Featuring previously unseen pieces, this most wide-ranging exhibition of Edward Bawden’s work to date aims to highlight his forgotten achievements as an artist.
Hundreds, if not thousands of people pass by an Edward Bawden (1903-89) design every day. On the wall of Victoria underground station is Queen Victoria in silhouette, a cameo-like portrait in tiles. Bawden was also behind the ‘puzzled lion and startled unicorn’ Observer masthead – in use until 1989 – as well as a series of much-loved illustrations for Aesop’s Fables and adverts for Shell, Penguin and Fortnum & Mason. However, though prevalent, his work and in particular his stature as an artist hasn’t been properly recognised – until now.
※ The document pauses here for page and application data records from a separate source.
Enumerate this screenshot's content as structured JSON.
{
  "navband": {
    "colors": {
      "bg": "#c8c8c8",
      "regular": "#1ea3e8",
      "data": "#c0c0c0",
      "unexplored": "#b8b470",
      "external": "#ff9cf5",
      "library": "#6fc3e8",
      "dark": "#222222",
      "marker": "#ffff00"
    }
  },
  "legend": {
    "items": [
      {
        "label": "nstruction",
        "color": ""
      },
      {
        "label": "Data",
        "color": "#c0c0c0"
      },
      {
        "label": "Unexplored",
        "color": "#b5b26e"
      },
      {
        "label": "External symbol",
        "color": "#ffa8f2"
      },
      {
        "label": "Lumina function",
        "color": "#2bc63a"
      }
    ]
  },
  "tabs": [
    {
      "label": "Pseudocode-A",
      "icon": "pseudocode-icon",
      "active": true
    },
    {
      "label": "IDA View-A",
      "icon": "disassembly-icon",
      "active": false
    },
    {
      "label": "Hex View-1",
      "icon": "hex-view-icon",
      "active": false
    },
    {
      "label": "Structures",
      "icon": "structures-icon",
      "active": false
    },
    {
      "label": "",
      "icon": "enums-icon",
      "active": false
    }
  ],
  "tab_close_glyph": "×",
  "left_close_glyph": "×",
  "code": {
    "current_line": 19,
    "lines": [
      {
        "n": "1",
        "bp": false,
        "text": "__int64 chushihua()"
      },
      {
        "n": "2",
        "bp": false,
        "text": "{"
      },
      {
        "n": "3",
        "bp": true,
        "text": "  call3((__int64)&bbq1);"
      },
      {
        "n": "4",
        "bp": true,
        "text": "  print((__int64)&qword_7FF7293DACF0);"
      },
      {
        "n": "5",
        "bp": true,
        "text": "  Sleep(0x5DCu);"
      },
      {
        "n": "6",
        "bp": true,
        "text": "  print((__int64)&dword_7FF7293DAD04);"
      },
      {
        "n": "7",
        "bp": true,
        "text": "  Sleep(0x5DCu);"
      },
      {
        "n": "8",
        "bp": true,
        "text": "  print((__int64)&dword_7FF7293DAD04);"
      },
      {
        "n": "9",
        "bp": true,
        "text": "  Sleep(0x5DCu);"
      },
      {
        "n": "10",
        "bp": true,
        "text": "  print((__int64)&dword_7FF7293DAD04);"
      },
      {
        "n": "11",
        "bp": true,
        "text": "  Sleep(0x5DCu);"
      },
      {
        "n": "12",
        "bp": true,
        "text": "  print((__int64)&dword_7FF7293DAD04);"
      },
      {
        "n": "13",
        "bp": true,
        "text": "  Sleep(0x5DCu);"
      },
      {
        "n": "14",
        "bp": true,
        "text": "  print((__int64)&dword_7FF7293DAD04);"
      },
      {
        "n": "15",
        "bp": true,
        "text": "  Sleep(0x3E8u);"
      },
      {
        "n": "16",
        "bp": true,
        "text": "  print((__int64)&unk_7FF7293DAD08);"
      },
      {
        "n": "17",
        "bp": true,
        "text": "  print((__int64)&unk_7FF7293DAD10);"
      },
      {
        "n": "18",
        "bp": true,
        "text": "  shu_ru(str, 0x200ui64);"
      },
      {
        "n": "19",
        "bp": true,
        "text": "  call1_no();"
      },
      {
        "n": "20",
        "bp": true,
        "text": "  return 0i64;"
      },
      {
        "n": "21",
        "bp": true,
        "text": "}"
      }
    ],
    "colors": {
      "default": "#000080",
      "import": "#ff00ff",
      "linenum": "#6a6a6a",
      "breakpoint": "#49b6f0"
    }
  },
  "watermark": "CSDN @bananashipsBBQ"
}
Dulwich Picture Gallery’s major retrospective – which includes 170 works, incorporating previously unseen pieces – sets out to raise his public standing, and to honour the lack of distinction Bawden himself drew between fine art and commercial design.
Highlights of this wide-ranging show include 20 rarely seen portraits from his time as an official war artist in the Second World War, which span North Africa, the Middle East and Europe and encompass Bawden’s first dedicated depictions of the human figure.
Another section of the exhibition simply documents Bawden’s love of place and architecture, setting Essex churches alongside the Ethiopian palaces he encountered on his travels.
Bawden’s creative versatility and rich artistic imagination is captured in archival material such as his personal blotter, on loan for the first time, and designs ranging from commercial works to the floral linocuts and book illustrations he created for his children. In this way, the exhibition encapsulates the essence of Bawden’s practice: humorous, skilled and of continued resonance.